# THE TASK:
The response must contain all of the entries, each one repeated exactly.

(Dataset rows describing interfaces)
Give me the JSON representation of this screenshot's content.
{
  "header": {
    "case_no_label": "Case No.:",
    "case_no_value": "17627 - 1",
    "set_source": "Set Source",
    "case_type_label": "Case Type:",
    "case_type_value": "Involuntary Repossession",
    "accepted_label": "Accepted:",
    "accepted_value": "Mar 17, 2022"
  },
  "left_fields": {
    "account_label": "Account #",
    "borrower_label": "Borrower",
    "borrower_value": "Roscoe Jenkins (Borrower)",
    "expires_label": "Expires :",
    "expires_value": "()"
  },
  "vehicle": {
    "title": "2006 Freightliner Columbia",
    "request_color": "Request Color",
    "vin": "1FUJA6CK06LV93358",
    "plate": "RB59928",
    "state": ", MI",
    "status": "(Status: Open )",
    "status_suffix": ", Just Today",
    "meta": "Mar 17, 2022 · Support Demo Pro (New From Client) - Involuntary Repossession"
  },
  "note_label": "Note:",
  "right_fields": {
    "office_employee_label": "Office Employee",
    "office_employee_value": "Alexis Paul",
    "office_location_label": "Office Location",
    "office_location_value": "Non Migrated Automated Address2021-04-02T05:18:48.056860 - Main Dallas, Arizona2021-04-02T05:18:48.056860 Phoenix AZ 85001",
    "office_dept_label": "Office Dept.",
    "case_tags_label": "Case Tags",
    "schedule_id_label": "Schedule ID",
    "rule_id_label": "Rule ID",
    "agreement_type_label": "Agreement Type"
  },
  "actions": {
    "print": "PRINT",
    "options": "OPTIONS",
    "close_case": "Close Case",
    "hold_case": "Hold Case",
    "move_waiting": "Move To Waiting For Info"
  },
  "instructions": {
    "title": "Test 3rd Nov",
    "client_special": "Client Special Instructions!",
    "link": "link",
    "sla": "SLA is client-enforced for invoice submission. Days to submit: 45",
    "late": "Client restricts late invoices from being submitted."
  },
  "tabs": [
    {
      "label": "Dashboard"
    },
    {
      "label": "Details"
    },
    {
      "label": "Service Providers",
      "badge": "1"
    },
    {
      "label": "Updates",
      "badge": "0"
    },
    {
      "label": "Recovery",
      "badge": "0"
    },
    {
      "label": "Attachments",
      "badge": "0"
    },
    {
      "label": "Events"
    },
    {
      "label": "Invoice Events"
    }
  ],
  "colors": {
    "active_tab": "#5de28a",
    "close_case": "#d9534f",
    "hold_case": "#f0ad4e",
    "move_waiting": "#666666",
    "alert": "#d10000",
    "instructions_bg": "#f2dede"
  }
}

# RESULT BELOW:
Give me the JSON representation of this screenshot's content.
{
  "header": {
    "case_no_label": "Case No.:",
    "case_no_value": "17627 - 1",
    "set_source": "Set Source",
    "case_type_label": "Case Type:",
    "case_type_value": "Involuntary Repossession",
    "accepted_label": "Accepted:",
    "accepted_value": "Mar 17, 2022"
  },
  "left_fields": {
    "account_label": "Account #",
    "borrower_label": "Borrower",
    "borrower_value": "Roscoe Jenkins (Borrower)",
    "expires_label": "Expires :",
    "expires_value": "()"
  },
  "vehicle": {
    "title": "2006 Freightliner Columbia",
    "request_color": "Request Color",
    "vin": "1FUJA6CK06LV93358",
    "plate": "RB59928",
    "state": ", MI",
    "status": "(Status: Open )",
    "status_suffix": ", Just Today",
    "meta": "Mar 17, 2022 · Support Demo Pro (New From Client) - Involuntary Repossession"
  },
  "note_label": "Note:",
  "right_fields": {
    "office_employee_label": "Office Employee",
    "office_employee_value": "Alexis Paul",
    "office_location_label": "Office Location",
    "office_location_value": "Non Migrated Automated Address2021-04-02T05:18:48.056860 - Main Dallas, Arizona2021-04-02T05:18:48.056860 Phoenix AZ 85001",
    "office_dept_label": "Office Dept.",
    "case_tags_label": "Case Tags",
    "schedule_id_label": "Schedule ID",
    "rule_id_label": "Rule ID",
    "agreement_type_label": "Agreement Type"
  },
  "actions": {
    "print": "PRINT",
    "options": "OPTIONS",
    "close_case": "Close Case",
    "hold_case": "Hold Case",
    "move_waiting": "Move To Waiting For Info"
  },
  "instructions": {
    "title": "Test 3rd Nov",
    "client_special": "Client Special Instructions!",
    "link": "link",
    "sla": "SLA is client-enforced for invoice submission. Days to submit: 45",
    "late": "Client restricts late invoices from being submitted."
  },
  "tabs": [
    {
      "label": "Dashboard"
    },
    {
      "label": "Details"
    },
    {
      "label": "Service Providers",
      "badge": "1"
    },
    {
      "label": "Updates",
      "badge": "0"
    },
    {
      "label": "Recovery",
      "badge": "0"
    },
    {
      "label": "Attachments",
      "badge": "0"
    },
    {
      "label": "Events"
    },
    {
      "label": "Invoice Events"
    }
  ],
  "colors": {
    "active_tab": "#5de28a",
    "close_case": "#d9534f",
    "hold_case": "#f0ad4e",
    "move_waiting": "#666666",
    "alert": "#d10000",
    "instructions_bg": "#f2dede"
  }
}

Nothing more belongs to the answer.